- **What the exercise asks**
Here are the records. Print them all exactly.

Data excerpts:
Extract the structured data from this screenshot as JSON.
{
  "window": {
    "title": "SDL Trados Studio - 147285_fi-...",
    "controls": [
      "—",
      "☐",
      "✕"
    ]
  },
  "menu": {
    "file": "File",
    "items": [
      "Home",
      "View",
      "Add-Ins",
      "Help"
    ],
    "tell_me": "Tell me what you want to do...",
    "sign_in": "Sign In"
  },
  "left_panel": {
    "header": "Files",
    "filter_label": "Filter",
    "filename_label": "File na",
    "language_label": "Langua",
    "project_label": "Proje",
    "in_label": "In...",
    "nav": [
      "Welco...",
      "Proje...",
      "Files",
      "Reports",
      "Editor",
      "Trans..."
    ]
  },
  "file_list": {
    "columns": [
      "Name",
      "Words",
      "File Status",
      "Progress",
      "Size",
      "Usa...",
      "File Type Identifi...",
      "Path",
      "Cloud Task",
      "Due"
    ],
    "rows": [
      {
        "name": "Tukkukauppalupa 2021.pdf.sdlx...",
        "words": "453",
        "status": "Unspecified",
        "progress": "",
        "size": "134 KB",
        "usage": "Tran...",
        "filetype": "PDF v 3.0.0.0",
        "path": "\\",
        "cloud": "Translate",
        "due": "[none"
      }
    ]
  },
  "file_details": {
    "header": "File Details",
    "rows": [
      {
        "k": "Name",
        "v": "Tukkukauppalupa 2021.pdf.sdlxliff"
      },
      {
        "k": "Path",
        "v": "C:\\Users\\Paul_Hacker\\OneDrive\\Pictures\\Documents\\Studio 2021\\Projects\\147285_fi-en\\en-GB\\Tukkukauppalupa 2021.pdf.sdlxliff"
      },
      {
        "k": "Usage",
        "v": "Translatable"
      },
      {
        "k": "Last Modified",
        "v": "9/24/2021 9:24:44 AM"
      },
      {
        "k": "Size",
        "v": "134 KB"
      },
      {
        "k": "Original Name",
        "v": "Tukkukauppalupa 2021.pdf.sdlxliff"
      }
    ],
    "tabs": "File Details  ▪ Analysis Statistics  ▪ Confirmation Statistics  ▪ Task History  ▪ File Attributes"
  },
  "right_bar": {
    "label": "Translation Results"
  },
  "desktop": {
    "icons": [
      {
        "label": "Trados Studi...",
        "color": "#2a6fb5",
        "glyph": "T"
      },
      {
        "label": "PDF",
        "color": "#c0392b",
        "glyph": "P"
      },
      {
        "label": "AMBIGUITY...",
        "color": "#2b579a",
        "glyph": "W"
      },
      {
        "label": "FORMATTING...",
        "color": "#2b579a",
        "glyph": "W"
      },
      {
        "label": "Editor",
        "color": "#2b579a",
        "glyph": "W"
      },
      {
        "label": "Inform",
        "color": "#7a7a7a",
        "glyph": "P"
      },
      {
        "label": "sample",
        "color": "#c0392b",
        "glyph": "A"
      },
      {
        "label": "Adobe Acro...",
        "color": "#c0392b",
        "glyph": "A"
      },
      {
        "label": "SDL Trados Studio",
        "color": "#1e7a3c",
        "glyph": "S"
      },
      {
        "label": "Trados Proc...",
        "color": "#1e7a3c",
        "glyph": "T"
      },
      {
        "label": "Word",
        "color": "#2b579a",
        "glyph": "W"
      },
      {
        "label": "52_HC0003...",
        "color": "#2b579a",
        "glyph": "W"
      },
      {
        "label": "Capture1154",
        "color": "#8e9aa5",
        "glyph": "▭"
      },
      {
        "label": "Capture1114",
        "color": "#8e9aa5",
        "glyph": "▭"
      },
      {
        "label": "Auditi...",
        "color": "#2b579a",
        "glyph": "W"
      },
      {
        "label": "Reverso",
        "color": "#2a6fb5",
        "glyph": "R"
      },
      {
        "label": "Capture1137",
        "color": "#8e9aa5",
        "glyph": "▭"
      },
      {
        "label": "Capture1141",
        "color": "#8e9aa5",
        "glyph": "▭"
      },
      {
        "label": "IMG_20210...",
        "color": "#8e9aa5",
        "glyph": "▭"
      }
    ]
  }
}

- **Answer section**
Extract the structured data from this screenshot as JSON.
{
  "window": {
    "title": "SDL Trados Studio - 147285_fi-...",
    "controls": [
      "—",
      "☐",
      "✕"
    ]
  },
  "menu": {
    "file": "File",
    "items": [
      "Home",
      "View",
      "Add-Ins",
      "Help"
    ],
    "tell_me": "Tell me what you want to do...",
    "sign_in": "Sign In"
  },
  "left_panel": {
    "header": "Files",
    "filter_label": "Filter",
    "filename_label": "File na",
    "language_label": "Langua",
    "project_label": "Proje",
    "in_label": "In...",
    "nav": [
      "Welco...",
      "Proje...",
      "Files",
      "Reports",
      "Editor",
      "Trans..."
    ]
  },
  "file_list": {
    "columns": [
      "Name",
      "Words",
      "File Status",
      "Progress",
      "Size",
      "Usa...",
      "File Type Identifi...",
      "Path",
      "Cloud Task",
      "Due"
    ],
    "rows": [
      {
        "name": "Tukkukauppalupa 2021.pdf.sdlx...",
        "words": "453",
        "status": "Unspecified",
        "progress": "",
        "size": "134 KB",
        "usage": "Tran...",
        "filetype": "PDF v 3.0.0.0",
        "path": "\\",
        "cloud": "Translate",
        "due": "[none"
      }
    ]
  },
  "file_details": {
    "header": "File Details",
    "rows": [
      {
        "k": "Name",
        "v": "Tukkukauppalupa 2021.pdf.sdlxliff"
      },
      {
        "k": "Path",
        "v": "C:\\Users\\Paul_Hacker\\OneDrive\\Pictures\\Documents\\Studio 2021\\Projects\\147285_fi-en\\en-GB\\Tukkukauppalupa 2021.pdf.sdlxliff"
      },
      {
        "k": "Usage",
        "v": "Translatable"
      },
      {
        "k": "Last Modified",
        "v": "9/24/2021 9:24:44 AM"
      },
      {
        "k": "Size",
        "v": "134 KB"
      },
      {
        "k": "Original Name",
        "v": "Tukkukauppalupa 2021.pdf.sdlxliff"
      }
    ],
    "tabs": "File Details  ▪ Analysis Statistics  ▪ Confirmation Statistics  ▪ Task History  ▪ File Attributes"
  },
  "right_bar": {
    "label": "Translation Results"
  },
  "desktop": {
    "icons": [
      {
        "label": "Trados Studi...",
        "color": "#2a6fb5",
        "glyph": "T"
      },
      {
        "label": "PDF",
        "color": "#c0392b",
        "glyph": "P"
      },
      {
        "label": "AMBIGUITY...",
        "color": "#2b579a",
        "glyph": "W"
      },
      {
        "label": "FORMATTING...",
        "color": "#2b579a",
        "glyph": "W"
      },
      {
        "label": "Editor",
        "color": "#2b579a",
        "glyph": "W"
      },
      {
        "label": "Inform",
        "color": "#7a7a7a",
        "glyph": "P"
      },
      {
        "label": "sample",
        "color": "#c0392b",
        "glyph": "A"
      },
      {
        "label": "Adobe Acro...",
        "color": "#c0392b",
        "glyph": "A"
      },
      {
        "label": "SDL Trados Studio",
        "color": "#1e7a3c",
        "glyph": "S"
      },
      {
        "label": "Trados Proc...",
        "color": "#1e7a3c",
        "glyph": "T"
      },
      {
        "label": "Word",
        "color": "#2b579a",
        "glyph": "W"
      },
      {
        "label": "52_HC0003...",
        "color": "#2b579a",
        "glyph": "W"
      },
      {
        "label": "Capture1154",
        "color": "#8e9aa5",
        "glyph": "▭"
      },
      {
        "label": "Capture1114",
        "color": "#8e9aa5",
        "glyph": "▭"
      },
      {
        "label": "Auditi...",
        "color": "#2b579a",
        "glyph": "W"
      },
      {
        "label": "Reverso",
        "color": "#2a6fb5",
        "glyph": "R"
      },
      {
        "label": "Capture1137",
        "color": "#8e9aa5",
        "glyph": "▭"
      },
      {
        "label": "Capture1141",
        "color": "#8e9aa5",
        "glyph": "▭"
      },
      {
        "label": "IMG_20210...",
        "color": "#8e9aa5",
        "glyph": "▭"
      }
    ]
  }
}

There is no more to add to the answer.